The Role of Libraries in the Defense of Our Nation
“I got orders today!”
This announcement – usually made at the end of the day when your spouse walks in from work – is one that is anticipated with both dread and excitement. Everything in the household stops … the TV is turned off, the stove put on simmer … as the family gathers to find out where in the world they will be living for the next few years. And at the end of those few years, it will be repeated again.
This is what sociologists call “period of transition.” But for the military community, it is plain old “moving.” And it is how we live our lives. Having been through this change a number of times – from Southern California to Japan to Europe to Washington, DC and a tiny place called 29 Palms, I found early on that my sanity and sense of stability were maintained through libraries. There I could find information about the new location, jobs, schools and services, and, once we arrived, books, programs and librarians to help my children get their bearings in the latest place.
Today’s libraries have not only carried on this vital role in the lives of our military, but have added a number of services. In 2016, for instance, the American Library Association partnered with the National Foundation for Credit Counseling to deliver financial education to military members and their families. In Oceanside, near Camp Pendleton, the local library has a special collection of books related to the experiences of military dependent children, as well as a military-themed reading room for them.

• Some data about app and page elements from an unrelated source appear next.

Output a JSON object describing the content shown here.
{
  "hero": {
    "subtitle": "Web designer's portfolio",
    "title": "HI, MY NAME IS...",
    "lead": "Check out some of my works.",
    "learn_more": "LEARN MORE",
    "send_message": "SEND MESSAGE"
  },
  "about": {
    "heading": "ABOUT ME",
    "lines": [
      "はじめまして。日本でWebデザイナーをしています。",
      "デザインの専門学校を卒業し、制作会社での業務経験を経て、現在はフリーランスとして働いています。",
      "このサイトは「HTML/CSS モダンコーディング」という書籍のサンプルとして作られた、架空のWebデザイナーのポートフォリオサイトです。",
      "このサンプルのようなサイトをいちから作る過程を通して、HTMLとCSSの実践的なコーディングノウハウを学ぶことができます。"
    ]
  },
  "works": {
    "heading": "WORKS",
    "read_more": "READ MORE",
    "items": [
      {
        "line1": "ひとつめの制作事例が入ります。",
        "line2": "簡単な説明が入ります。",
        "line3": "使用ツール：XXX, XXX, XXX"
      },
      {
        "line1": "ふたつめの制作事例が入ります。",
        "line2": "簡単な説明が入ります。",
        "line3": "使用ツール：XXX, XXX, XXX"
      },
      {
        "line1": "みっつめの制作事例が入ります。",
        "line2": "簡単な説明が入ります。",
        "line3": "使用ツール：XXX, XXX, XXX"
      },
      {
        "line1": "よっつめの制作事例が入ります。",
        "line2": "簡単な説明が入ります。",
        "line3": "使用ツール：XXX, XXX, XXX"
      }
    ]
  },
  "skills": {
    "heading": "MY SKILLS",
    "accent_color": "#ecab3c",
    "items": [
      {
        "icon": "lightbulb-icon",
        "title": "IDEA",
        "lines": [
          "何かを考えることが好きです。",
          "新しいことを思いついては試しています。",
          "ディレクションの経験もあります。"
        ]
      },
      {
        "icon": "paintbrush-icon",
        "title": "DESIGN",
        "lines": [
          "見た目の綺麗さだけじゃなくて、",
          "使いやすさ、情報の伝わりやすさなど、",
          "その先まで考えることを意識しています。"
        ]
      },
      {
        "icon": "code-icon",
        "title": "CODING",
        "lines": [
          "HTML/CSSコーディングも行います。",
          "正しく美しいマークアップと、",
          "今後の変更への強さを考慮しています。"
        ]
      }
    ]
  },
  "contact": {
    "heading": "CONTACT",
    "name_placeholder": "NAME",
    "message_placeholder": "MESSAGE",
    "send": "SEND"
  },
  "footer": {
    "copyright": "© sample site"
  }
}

As military members transition out of the service to veteran status, libraries continue to be an important resource. Many library systems, including Long Beach, have military/veteran-specific information ranging from accessing educational benefits to home loan assistance to legal, medical and employment resources. (Long Beach’s can be found at http://www.lbpl.org/info/veterans_resources/default.asp)
As Veterans Day approaches and thoughts go to those who serve and support, libraries do not immediately come to mind. But they should. They, too, from my perspective, have an important role in the defense for our nation.
Mary Hancock Hinds is the Dependent Spouse of Lt. Col. Steve Hinds, USMC-ret, and a long-time Board member of the Long Beach Public Library Foundation.